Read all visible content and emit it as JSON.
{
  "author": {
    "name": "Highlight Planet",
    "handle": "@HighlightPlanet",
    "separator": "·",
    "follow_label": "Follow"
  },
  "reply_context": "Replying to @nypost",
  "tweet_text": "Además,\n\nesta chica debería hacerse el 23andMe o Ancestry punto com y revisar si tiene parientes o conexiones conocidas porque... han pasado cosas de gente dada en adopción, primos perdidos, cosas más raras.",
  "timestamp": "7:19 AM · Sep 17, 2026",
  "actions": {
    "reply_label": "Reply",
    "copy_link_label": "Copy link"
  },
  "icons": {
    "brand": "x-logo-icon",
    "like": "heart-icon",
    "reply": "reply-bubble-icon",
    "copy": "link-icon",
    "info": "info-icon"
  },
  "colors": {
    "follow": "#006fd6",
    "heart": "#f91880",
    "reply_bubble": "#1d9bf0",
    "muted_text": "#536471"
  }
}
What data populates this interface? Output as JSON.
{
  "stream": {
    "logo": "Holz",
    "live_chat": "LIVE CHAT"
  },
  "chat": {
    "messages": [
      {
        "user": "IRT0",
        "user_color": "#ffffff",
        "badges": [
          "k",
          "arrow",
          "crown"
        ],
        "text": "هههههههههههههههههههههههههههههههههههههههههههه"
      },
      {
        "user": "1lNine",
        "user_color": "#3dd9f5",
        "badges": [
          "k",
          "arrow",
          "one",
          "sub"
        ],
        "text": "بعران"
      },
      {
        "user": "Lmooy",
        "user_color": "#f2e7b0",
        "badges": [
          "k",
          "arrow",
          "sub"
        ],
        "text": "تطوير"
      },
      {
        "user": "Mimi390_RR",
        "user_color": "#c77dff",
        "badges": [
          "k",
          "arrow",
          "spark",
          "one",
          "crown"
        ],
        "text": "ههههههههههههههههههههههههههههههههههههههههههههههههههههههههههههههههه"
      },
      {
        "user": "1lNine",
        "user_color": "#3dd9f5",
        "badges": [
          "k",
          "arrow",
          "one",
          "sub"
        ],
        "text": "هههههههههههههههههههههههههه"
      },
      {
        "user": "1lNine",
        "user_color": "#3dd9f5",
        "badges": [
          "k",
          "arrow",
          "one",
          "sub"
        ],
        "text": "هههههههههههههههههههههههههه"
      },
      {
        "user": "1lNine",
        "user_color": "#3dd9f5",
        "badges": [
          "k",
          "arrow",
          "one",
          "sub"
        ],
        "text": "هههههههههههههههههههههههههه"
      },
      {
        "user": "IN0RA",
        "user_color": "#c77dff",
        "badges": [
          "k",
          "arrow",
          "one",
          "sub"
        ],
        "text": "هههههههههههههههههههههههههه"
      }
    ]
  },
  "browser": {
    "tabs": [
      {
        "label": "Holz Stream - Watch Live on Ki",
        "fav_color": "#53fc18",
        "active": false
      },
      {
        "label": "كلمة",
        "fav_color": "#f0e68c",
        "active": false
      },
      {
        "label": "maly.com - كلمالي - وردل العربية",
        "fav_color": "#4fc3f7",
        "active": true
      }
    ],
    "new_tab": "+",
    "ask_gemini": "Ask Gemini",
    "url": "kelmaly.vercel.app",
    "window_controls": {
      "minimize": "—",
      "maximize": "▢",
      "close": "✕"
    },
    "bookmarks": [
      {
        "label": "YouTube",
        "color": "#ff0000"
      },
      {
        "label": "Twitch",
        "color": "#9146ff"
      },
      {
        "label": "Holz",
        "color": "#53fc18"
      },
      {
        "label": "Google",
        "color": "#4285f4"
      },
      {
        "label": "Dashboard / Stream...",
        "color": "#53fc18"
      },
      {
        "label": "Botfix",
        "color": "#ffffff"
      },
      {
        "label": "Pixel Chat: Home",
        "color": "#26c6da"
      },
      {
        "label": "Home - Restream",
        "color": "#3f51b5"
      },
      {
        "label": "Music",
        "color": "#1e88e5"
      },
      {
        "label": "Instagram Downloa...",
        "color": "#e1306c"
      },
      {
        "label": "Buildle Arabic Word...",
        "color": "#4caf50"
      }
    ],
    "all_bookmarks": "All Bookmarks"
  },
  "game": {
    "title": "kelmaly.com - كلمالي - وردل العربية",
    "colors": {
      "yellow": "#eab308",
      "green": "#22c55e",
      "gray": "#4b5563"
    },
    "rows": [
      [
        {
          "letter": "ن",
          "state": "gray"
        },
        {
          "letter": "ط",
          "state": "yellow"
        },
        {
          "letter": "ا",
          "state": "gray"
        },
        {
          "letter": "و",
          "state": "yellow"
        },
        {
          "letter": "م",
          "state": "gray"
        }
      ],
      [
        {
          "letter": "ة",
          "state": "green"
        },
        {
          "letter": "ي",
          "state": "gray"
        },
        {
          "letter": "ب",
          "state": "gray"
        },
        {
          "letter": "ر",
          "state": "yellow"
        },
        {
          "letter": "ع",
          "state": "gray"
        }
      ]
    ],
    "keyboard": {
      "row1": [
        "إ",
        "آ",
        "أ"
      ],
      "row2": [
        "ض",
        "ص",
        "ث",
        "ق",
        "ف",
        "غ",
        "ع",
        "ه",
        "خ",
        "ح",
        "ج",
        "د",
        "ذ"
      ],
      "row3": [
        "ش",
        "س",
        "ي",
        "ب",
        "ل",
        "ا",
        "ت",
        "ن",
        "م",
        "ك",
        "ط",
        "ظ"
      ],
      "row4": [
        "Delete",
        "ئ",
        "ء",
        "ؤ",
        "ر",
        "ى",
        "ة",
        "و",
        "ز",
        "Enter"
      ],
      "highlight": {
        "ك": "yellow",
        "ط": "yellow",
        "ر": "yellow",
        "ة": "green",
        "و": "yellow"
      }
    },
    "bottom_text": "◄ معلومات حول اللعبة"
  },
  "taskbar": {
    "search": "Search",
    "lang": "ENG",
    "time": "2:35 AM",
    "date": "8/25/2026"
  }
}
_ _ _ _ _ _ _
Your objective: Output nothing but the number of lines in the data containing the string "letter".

Answer space: 10